# MATERIAL SUPPLIED
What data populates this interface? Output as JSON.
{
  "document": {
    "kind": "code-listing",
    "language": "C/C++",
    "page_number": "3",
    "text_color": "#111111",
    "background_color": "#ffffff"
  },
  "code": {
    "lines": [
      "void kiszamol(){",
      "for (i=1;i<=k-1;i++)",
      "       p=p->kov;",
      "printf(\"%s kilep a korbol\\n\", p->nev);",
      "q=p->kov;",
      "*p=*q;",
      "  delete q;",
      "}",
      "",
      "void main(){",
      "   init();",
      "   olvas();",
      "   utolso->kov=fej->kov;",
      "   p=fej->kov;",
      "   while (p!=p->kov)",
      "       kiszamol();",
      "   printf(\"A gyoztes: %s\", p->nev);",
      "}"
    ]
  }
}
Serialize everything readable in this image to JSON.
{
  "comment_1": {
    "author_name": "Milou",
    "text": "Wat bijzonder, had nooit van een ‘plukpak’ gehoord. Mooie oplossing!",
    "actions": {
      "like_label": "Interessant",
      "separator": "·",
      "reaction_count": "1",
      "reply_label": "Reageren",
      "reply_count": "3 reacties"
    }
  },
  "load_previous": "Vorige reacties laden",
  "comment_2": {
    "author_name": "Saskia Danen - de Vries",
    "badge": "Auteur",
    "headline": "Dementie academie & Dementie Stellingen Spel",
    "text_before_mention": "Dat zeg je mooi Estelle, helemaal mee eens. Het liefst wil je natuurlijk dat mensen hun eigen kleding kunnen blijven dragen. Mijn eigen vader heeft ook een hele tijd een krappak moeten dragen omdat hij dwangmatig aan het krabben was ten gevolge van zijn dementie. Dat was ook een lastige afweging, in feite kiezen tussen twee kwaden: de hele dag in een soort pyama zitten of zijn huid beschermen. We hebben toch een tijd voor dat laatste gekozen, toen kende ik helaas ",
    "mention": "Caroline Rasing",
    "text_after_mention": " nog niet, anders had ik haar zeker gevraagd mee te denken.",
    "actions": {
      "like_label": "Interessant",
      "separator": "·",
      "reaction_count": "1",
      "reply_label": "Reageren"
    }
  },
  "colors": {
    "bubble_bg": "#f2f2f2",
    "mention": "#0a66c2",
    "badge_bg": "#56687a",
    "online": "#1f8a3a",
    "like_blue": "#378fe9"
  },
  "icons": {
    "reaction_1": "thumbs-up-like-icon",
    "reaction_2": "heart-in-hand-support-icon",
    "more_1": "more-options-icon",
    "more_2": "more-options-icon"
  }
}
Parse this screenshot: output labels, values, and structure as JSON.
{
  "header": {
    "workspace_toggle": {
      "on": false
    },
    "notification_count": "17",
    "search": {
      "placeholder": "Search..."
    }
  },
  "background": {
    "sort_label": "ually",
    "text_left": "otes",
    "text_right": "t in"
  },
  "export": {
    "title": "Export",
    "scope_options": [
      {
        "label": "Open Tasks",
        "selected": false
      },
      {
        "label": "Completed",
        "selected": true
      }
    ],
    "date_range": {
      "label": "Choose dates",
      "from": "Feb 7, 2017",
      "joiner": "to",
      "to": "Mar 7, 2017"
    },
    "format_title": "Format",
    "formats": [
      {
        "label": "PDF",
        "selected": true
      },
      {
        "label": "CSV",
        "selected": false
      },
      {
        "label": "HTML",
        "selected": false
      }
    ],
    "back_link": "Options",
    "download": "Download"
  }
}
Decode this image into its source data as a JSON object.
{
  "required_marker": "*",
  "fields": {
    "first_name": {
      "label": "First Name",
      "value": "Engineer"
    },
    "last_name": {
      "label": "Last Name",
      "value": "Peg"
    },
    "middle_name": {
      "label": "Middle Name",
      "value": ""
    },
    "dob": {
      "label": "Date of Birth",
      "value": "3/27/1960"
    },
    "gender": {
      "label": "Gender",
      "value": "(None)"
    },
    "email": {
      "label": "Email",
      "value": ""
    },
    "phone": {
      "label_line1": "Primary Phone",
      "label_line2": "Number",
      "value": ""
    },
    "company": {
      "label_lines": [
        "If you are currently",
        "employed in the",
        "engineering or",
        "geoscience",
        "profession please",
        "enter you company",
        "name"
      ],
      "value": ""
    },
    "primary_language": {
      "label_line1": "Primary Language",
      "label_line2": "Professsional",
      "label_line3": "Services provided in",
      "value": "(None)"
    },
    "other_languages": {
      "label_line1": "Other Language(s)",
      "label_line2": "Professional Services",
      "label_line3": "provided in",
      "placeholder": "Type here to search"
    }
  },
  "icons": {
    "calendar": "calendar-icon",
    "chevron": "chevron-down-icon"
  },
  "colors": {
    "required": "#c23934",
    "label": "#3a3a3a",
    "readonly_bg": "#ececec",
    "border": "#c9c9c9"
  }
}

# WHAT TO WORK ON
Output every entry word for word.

# RESPONSE TO THIS EXERCISE
What data populates this interface? Output as JSON.
{
  "document": {
    "kind": "code-listing",
    "language": "C/C++",
    "page_number": "3",
    "text_color": "#111111",
    "background_color": "#ffffff"
  },
  "code": {
    "lines": [
      "void kiszamol(){",
      "for (i=1;i<=k-1;i++)",
      "       p=p->kov;",
      "printf(\"%s kilep a korbol\\n\", p->nev);",
      "q=p->kov;",
      "*p=*q;",
      "  delete q;",
      "}",
      "",
      "void main(){",
      "   init();",
      "   olvas();",
      "   utolso->kov=fej->kov;",
      "   p=fej->kov;",
      "   while (p!=p->kov)",
      "       kiszamol();",
      "   printf(\"A gyoztes: %s\", p->nev);",
      "}"
    ]
  }
}
Serialize everything readable in this image to JSON.
{
  "comment_1": {
    "author_name": "Milou",
    "text": "Wat bijzonder, had nooit van een ‘plukpak’ gehoord. Mooie oplossing!",
    "actions": {
      "like_label": "Interessant",
      "separator": "·",
      "reaction_count": "1",
      "reply_label": "Reageren",
      "reply_count": "3 reacties"
    }
  },
  "load_previous": "Vorige reacties laden",
  "comment_2": {
    "author_name": "Saskia Danen - de Vries",
    "badge": "Auteur",
    "headline": "Dementie academie & Dementie Stellingen Spel",
    "text_before_mention": "Dat zeg je mooi Estelle, helemaal mee eens. Het liefst wil je natuurlijk dat mensen hun eigen kleding kunnen blijven dragen. Mijn eigen vader heeft ook een hele tijd een krappak moeten dragen omdat hij dwangmatig aan het krabben was ten gevolge van zijn dementie. Dat was ook een lastige afweging, in feite kiezen tussen twee kwaden: de hele dag in een soort pyama zitten of zijn huid beschermen. We hebben toch een tijd voor dat laatste gekozen, toen kende ik helaas ",
    "mention": "Caroline Rasing",
    "text_after_mention": " nog niet, anders had ik haar zeker gevraagd mee te denken.",
    "actions": {
      "like_label": "Interessant",
      "separator": "·",
      "reaction_count": "1",
      "reply_label": "Reageren"
    }
  },
  "colors": {
    "bubble_bg": "#f2f2f2",
    "mention": "#0a66c2",
    "badge_bg": "#56687a",
    "online": "#1f8a3a",
    "like_blue": "#378fe9"
  },
  "icons": {
    "reaction_1": "thumbs-up-like-icon",
    "reaction_2": "heart-in-hand-support-icon",
    "more_1": "more-options-icon",
    "more_2": "more-options-icon"
  }
}
Parse this screenshot: output labels, values, and structure as JSON.
{
  "header": {
    "workspace_toggle": {
      "on": false
    },
    "notification_count": "17",
    "search": {
      "placeholder": "Search..."
    }
  },
  "background": {
    "sort_label": "ually",
    "text_left": "otes",
    "text_right": "t in"
  },
  "export": {
    "title": "Export",
    "scope_options": [
      {
        "label": "Open Tasks",
        "selected": false
      },
      {
        "label": "Completed",
        "selected": true
      }
    ],
    "date_range": {
      "label": "Choose dates",
      "from": "Feb 7, 2017",
      "joiner": "to",
      "to": "Mar 7, 2017"
    },
    "format_title": "Format",
    "formats": [
      {
        "label": "PDF",
        "selected": true
      },
      {
        "label": "CSV",
        "selected": false
      },
      {
        "label": "HTML",
        "selected": false
      }
    ],
    "back_link": "Options",
    "download": "Download"
  }
}
Decode this image into its source data as a JSON object.
{
  "required_marker": "*",
  "fields": {
    "first_name": {
      "label": "First Name",
      "value": "Engineer"
    },
    "last_name": {
      "label": "Last Name",
      "value": "Peg"
    },
    "middle_name": {
      "label": "Middle Name",
      "value": ""
    },
    "dob": {
      "label": "Date of Birth",
      "value": "3/27/1960"
    },
    "gender": {
      "label": "Gender",
      "value": "(None)"
    },
    "email": {
      "label": "Email",
      "value": ""
    },
    "phone": {
      "label_line1": "Primary Phone",
      "label_line2": "Number",
      "value": ""
    },
    "company": {
      "label_lines": [
        "If you are currently",
        "employed in the",
        "engineering or",
        "geoscience",
        "profession please",
        "enter you company",
        "name"
      ],
      "value": ""
    },
    "primary_language": {
      "label_line1": "Primary Language",
      "label_line2": "Professsional",
      "label_line3": "Services provided in",
      "value": "(None)"
    },
    "other_languages": {
      "label_line1": "Other Language(s)",
      "label_line2": "Professional Services",
      "label_line3": "provided in",
      "placeholder": "Type here to search"
    }
  },
  "icons": {
    "calendar": "calendar-icon",
    "chevron": "chevron-down-icon"
  },
  "colors": {
    "required": "#c23934",
    "label": "#3a3a3a",
    "readonly_bg": "#ececec",
    "border": "#c9c9c9"
  }
}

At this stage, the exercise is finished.